(Collected data entries)
--------------------------------------------------

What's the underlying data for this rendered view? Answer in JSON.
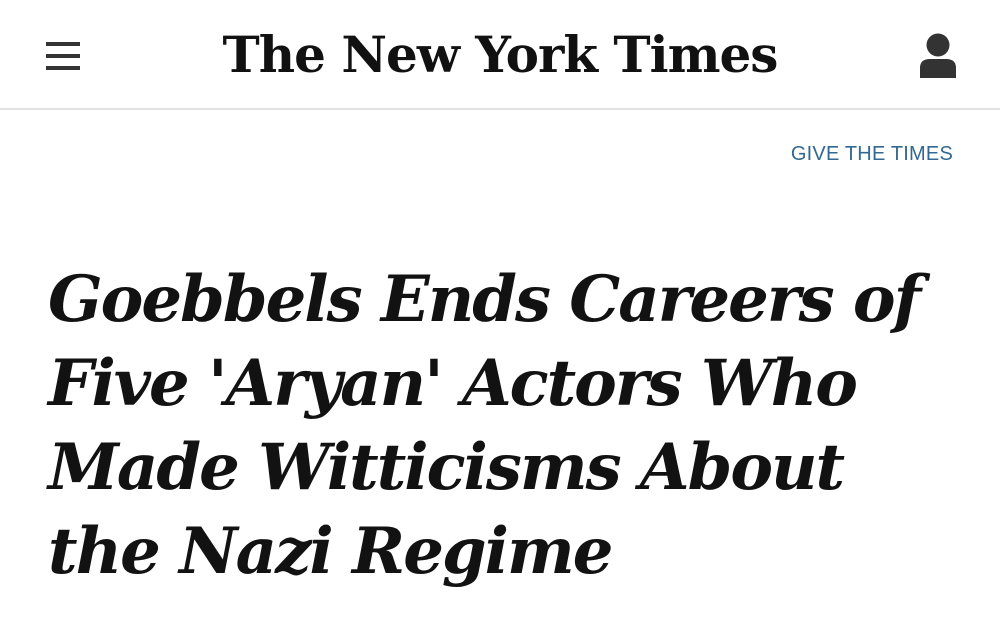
{
  "header": {
    "logo_text": "The New York Times",
    "menu_icon": "hamburger-menu-icon",
    "account_icon": "user-account-icon"
  },
  "promo": {
    "give_link": "GIVE THE TIMES"
  },
  "article": {
    "headline": "Goebbels Ends Careers of Five 'Aryan' Actors Who Made Witticisms About the Nazi Regime"
  },
  "colors": {
    "link": "#326891",
    "text": "#121212",
    "icon": "#333333",
    "divider": "#e2e2e2"
  }
}
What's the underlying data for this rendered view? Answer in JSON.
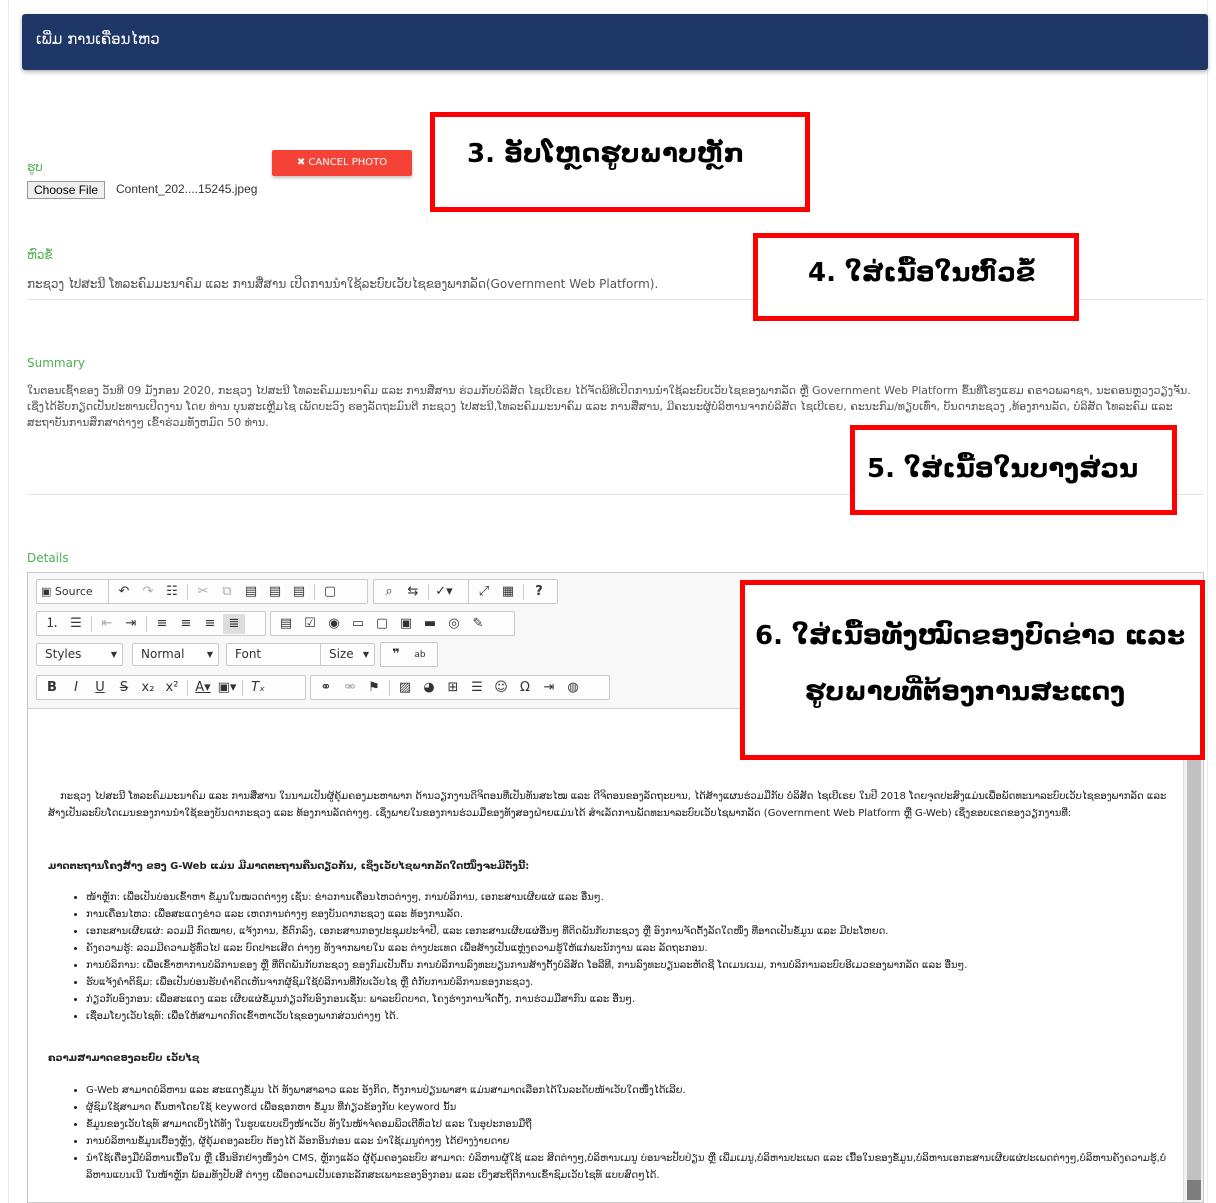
{
  "header": {
    "title": "ເພີ່ມ ການເຄື່ອນໄຫວ"
  },
  "photo": {
    "label": "ຮູບ",
    "choose_file": "Choose File",
    "file_name": "Content_202....15245.jpeg",
    "cancel_label": "✖ CANCEL PHOTO"
  },
  "title_field": {
    "label": "ຫົວຂໍ້",
    "value": "ກະຊວງ ໄປສະນີ ໂທລະຄົມມະນາຄົມ ແລະ ການສື່ສານ ເປີດການນຳໃຊ້ລະບົບເວັບໄຊຂອງພາກລັດ(Government Web Platform)."
  },
  "summary_field": {
    "label": "Summary",
    "value": "ໃນຕອນເຊົ້າຂອງ ວັນທີ 09 ມັງກອນ 2020, ກະຊວງ ໄປສະນີ ໂທລະຄົມມະນາຄົມ ແລະ ການສື່ສານ ຮ່ວມກັບບໍລິສັດ ໄຊເບີເຣຍ ໄດ້ຈັດພິທີເປີດການນຳໃຊ້ລະບົບເວັບໄຊຂອງພາກລັດ ຫຼື Government Web Platform ຂຶ້ນທີ່ໂຮງແຮມ ຄຣາວພລາຊາ, ນະຄອນຫຼວງວຽງຈັນ. ເຊິ່ງໄດ້ຮັບກຽດເປັນປະທານເປີດງານ ໂດຍ ທ່ານ ບຸນສະເຫຼີມໄຊ ເພັດບະວົງ ຮອງລັດຖະມົນຕີ ກະຊວງ ໄປສະນີ,ໂທລະຄົມມະນາຄົມ ແລະ ການສື່ສານ, ມີຄະນະຜູ້ບໍລິຫານຈາກບໍລິສັດ ໄຊເບີເຣຍ, ຄະນະກົມ/ທຽບເທົ່າ, ບັນດາກະຊວງ ,ທ້ອງການລັດ, ບໍລິສັດ ໂທລະຄົມ ແລະ ສະຖາບັນການສຶກສາຕ່າງໆ ເຂົ້າຮ່ວມທັງຫມົດ 50 ທ່ານ."
  },
  "details_field": {
    "label": "Details"
  },
  "toolbar": {
    "source": "Source",
    "styles": "Styles",
    "normal": "Normal",
    "font": "Font",
    "size": "Size"
  },
  "callouts": {
    "c3": "3.   ອັບໂຫຼດຮູບພາບຫຼັກ",
    "c4": "4.   ໃສ່ເນື້ອໃນຫົວຂໍ້",
    "c5": "5.   ໃສ່ເນື້ອໃນບາງສ່ວນ",
    "c6a": "6.   ໃສ່ເນື້ອທັງໝົດຂອງບົດຂ່າວ ແລະ",
    "c6b": "ຮູບພາບທີ່ຕ້ອງການສະແດງ"
  },
  "details_content": {
    "intro": "ກະຊວງ ໄປສະນີ ໂທລະຄົມມະນາຄົມ ແລະ ການສື່ສານ ໃນນາມເປັນຜູ້ຄຸ້ມຄອງມະຫາພາກ ດ້ານວຽກງານດິຈິຕອນທີ່ເປັນທັນສະໄໝ ແລະ ດີຈິຕອນຂອງລັດຖະບານ, ໄດ້ສ້າງແຜນຮ່ວມມືກັບ ບໍລິສັດ ໄຊເບີເຣຍ ໃນປີ 2018 ໂດຍຈຸດປະສົງແມ່ນເພື່ອພັດທະນາລະບົບເວັບໄຊຂອງພາກລັດ ແລະ ສ້າງເປັນລະບົບໂດເມນຂອງການນຳໃຊ້ຂອງບັນດາກະຊວງ ແລະ ທ້ອງການລັດຕ່າງໆ. ເຊິ່ງພາຍໃນຂອງການຮ່ວມມືຂອງທັງສອງຝ່າຍແມ່ນໄດ້ ສຳເລັດການພັດທະນາລະບົບເວັບໄຊພາກລັດ (Government Web Platform ຫຼື G-Web) ເຊິ່ງຂອບເຂດຂອງວຽກງານທີ່:",
    "heading1": "ມາດຕະຖານໂຄງສ້າງ ຂອງ G-Web ແມ່ນ ມີມາດຕະຖານຄືນດຽວກັນ, ເຊິ່ງເວັບໄຊພາກລັດໃດໜຶ່ງຈະມີດັ່ງນີ້:",
    "list1": [
      "ໜ້າຫຼັກ: ເພື່ອເປັນບ່ອນເຂົ້າຫາ ຂໍ້ມູນໃນໝວດຕ່າງໆ ເຊັ່ນ: ຂ່າວການເຄື່ອນໄຫວຕ່າງໆ, ການບໍລິການ, ເອກະສານເຜີຍແຜ່ ແລະ ອື່ນໆ.",
      "ການເຄື່ອນໄຫວ: ເພື່ອສະແດງຂ່າວ ແລະ ເຫດການຕ່າງໆ ຂອງບັນດາກະຊວງ ແລະ ທ້ອງການລັດ.",
      "ເອກະສານເຜີຍແຜ່: ລວມມີ ກົດໝາຍ, ແຈ້ງການ, ຂໍ້ຕົກລົງ, ເອກະສານກອງປະຊຸມປະຈຳປີ, ແລະ ເອກະສານເຜີຍແຜ່ອື່ນໆ ທີ່ຕິດພັນກັບກະຊວງ ຫຼື ອົງການຈັດຕັ້ງລັດໃດໜຶ່ງ ທີ່ອາດເປັນຂໍ້ມູນ ແລະ ມີປະໂຫຍດ.",
      "ຄັງຄວາມຮູ້: ລວມມີຄວາມຮູ້ທົ່ວໄປ ແລະ ບົດປາະເສີດ ຕ່າງໆ ທັງຈາກພາຍໃນ ແລະ ຕ່າງປະເທດ ເພື່ອສ້າງເປັນແຫຼ່ງຄວາມຮູ້ໃຫ້ແກ່ພະນັກງານ ແລະ ລັດຖະກອນ.",
      "ການບໍລິການ: ເພື່ອເຂົ້າຫາການບໍລິການຂອງ ຫຼື ທີ່ຕິດພັນກັບກະຊວງ ຂອງກົມເປັນຕົ້ນ ການບໍລິການລົງທະບຽນການສ້າງຕັ້ງບໍລິສັດ ໂອລີທີ, ການລົງທະບຽນລະຫັດຊີ ໂດເມນເນມ, ການບໍລິການລະບົບອີເມວຂອງພາກລັດ ແລະ ອື່ນໆ.",
      "ຮັບແຈ້ງຄຳຕິຊົມ: ເພື່ອເປັນບ່ອນຮັບຄຳຄິດເຫັນຈາກຜູ້ຊົມໃຊ້ບໍລິການທີ່ກັບເວັບໄຊ ຫຼື ຕໍ່ກັບການບໍລິການຂອງກະຊວງ.",
      "ກ່ຽວກັບອົງກອນ: ເພື່ອສະແດງ ແລະ ເຜີຍແຜ່ຂໍ້ມູນກ່ຽວກັບອົງກອນເຊັ່ນ: ພາລະບົດບາດ, ໂຄງຮ່າງການຈັດຕັ້ງ, ການຮ່ວມມືສາກົນ ແລະ ອື່ນໆ.",
      "ເຊື່ອມໂຍງເວັບໄຊທ໌: ເພື່ອໃຫ້ສາມາດກົດເຂົ້າຫາເວັບໄຊຂອງພາກສ່ວນຕ່າງໆ ໄດ້."
    ],
    "heading2": "ຄວາມສາມາດຂອງລະບົບ ເວັບໄຊ",
    "list2": [
      "G-Web ສາມາດບໍລິຫານ ແລະ ສະແດງຂໍ້ມູນ ໄດ້ ທັງພາສາລາວ ແລະ ອັງກິດ, ຕັ້ງການປ່ຽນພາສາ ແມ່ນສາມາດເລືອກໄດ້ໃນລະດັບໜ້າເວັບໃດໜຶ່ງໄດ້ເລີຍ.",
      "ຜູ້ຊົມໃຊ້ສາມາດ ຄົ້ນຫາໂດຍໃຊ້ keyword ເພື່ອຊອກຫາ ຂໍ້ມູນ ທີ່ກ່ຽວຂ້ອງກັບ keyword ນັ້ນ",
      "ຂໍ້ມູນຂອງເວັບໄຊທ໌ ສາມາດເບິ່ງໄດ້ທັງ ໃນຮູບແບບເບິ່ງໜ້າເວັບ ທັງໃນໜ້າຈໍຄອມພິວເຕີທົ່ວໄປ ແລະ ໃນອຸປະກອນມືຖື",
      "ການບໍລິຫານຂໍ້ມູນເບື້ອງຫຼັງ, ຜູ້ຄຸ້ມຄອງລະບົບ ຕ້ອງໄດ້ ລັອກອິນກ່ອນ ແລະ ນຳໃຊ້ເມນູຕ່າງໆ ໄດ້ຢ່າງງ່າຍດາຍ",
      "ນຳໃຊ້ເຄື່ອງມືບໍລິຫານເນື້ອໃນ ຫຼື ເອີ້ນອີກຢ່າງໜຶ່ງວ່າ CMS, ຫຼັກງແລ້ວ ຜູ້ຄຸ້ມຄອງລະບົບ ສາມາດ: ບໍລິຫານຜູ້ໃຊ້ ແລະ ສິດຕ່າງໆ,ບໍລິຫານເມນູ ບ່ອນຈະປັບປ່ຽນ ຫຼື ເພີ່ມເມນູ,ບໍລິຫານປະເພດ ແລະ ເນື້ອໃນຂອງຂໍ້ມູນ,ບໍລິຫານເອກະສານເຜີຍແຜ່ປະເພດຕ່າງໆ,ບໍລິຫານຄັງຄວາມຮູ້,ບໍລິຫານແບນເນີ ໃນໜ້າຫຼັກ ພ້ອມທັງປັບສີ ຕ່າງໆ ເພື່ອຄວາມເປັນເອກະລັກສະເພາະຂອງອົງກອນ ແລະ ເບິ່ງສະຖິຕິການເຂົ້າຊົມເວັບໄຊທ໌ ແບບສົດໆໄດ້."
    ]
  }
}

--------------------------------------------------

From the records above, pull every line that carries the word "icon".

    "menu_icon": "hamburger-menu-icon",
    "account_icon": "user-account-icon"
    "icon": "#333333",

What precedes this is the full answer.